The Malawi Electoral Commission will hold a news conference Thursday morning perhaps to announce the final results of Tuesday’s presidential and parliamentary elections.
In preliminary results released Wednesday from 31 of the 193 voting centers, the commission said incumbent President Bingu wa Mutharika had 335 thousand 752 votes compared to 78 thousand 803 for his main challenger John Tembo who heads a coalition of the Malawi Congress Party and United Democratic Front party.
But Tembo reportedly said Wednesday that he was rejecting results from his party’s stronghold in the central region because of irregularities in the vote counting.
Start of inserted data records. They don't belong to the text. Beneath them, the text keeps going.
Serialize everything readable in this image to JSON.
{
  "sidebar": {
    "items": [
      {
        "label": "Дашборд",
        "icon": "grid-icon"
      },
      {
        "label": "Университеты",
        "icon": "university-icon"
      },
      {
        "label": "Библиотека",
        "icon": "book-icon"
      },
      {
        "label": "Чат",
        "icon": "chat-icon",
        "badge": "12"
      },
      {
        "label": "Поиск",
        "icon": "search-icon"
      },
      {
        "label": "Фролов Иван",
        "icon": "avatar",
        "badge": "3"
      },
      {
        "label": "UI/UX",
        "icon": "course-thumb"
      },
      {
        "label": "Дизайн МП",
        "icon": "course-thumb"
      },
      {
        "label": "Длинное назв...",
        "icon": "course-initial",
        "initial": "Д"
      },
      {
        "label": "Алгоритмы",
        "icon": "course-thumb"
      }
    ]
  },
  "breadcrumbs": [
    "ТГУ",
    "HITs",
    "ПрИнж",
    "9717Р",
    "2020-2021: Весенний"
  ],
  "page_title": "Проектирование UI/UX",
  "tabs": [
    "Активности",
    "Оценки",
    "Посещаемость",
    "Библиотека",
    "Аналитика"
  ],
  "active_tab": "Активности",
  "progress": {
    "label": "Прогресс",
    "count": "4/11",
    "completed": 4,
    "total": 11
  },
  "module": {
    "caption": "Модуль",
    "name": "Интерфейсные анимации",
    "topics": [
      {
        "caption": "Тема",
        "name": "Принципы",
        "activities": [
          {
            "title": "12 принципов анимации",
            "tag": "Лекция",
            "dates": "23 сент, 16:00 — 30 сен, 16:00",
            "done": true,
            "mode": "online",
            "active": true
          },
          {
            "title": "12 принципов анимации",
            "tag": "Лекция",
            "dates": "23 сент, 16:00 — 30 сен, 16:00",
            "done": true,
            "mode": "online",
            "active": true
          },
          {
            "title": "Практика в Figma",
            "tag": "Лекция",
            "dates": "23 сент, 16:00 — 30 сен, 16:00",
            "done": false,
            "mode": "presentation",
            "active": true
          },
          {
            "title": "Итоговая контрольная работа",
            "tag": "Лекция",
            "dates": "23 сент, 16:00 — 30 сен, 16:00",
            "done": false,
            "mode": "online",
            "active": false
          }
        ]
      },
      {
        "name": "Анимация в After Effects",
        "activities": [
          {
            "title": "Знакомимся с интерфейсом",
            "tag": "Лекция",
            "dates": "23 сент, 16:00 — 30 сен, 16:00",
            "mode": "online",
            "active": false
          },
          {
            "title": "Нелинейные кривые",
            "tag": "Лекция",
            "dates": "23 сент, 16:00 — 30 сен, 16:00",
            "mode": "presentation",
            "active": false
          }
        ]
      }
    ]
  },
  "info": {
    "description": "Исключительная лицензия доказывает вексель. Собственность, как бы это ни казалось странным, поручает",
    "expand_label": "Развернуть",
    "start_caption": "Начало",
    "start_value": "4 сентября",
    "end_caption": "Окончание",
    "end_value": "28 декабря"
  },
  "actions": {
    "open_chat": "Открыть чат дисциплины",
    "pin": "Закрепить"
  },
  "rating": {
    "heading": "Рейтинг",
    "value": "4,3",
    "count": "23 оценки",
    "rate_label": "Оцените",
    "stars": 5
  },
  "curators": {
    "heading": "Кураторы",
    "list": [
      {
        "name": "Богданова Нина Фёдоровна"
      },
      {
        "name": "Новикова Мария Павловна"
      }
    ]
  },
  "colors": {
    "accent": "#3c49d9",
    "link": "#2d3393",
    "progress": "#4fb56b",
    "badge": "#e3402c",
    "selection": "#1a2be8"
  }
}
A spokesman for President Mutharika’s ruling Democratic Progressive Party (DPP) denied the claim, saying Tuesday’s election was transparent.
Rafiq Hajat, executive director of the Institute for Policy Interaction in Malawi said President Mutharika has got a landslide lead over his main challenger.
“By and large with the results that have been both announced and the results that are being displayed, you can surmise that it looks like a tsunami victory for the incumbent, Dr. Bingu wa Mutharika. Basically it shows a huge preponderance of votes in his favor,” he said.
Hajat said he observed two interesting trends from the results announced so far.
“The trends that are emerging show that people are making a difference between the parliamentary candidates and the presidential candidates. The second aspect is that the regional, ethnic and tribal lines that used to influence votes are becoming blurred, and Malawians seem to be voting as a nation rather than as three regions cobbled haphazardly together. It shows that there is a synergy occurring,” Hajat said.
He said the whole process appeared to have gone smoothly with the exception of a few anomalies.
“There is some concern here at the national tally center because of the delay in displaying votes…one then wonders why an independent radio station by the name of Joy Radio was closed down by armed policemen, and another radio called the DPP Radio, almost an ad hoc radio station has been broadcasting unofficial results despite the electoral commission undertaking that no radio station should be allowed to broadcast unofficial results,” he said.
Hajat said President Mutharika will also win a majority of seats in parliament by making deals with parliamentarians from smaller political parties.
But he said a two-thirds parliamentary majority would be bad for Malawi democracy.
“One does hope that he doesn’t attain the two-thirds majority with which it will be possible to effect any constitutional amendment that he requires. I can safely say that one-party dominance looks like it has returned with a vengeance,” Hajat said.
He said the electoral commission will likely declare President Mutharika winner of the election. After that, Hajat said it would be up to the new government to choose which direction it would want to take the country.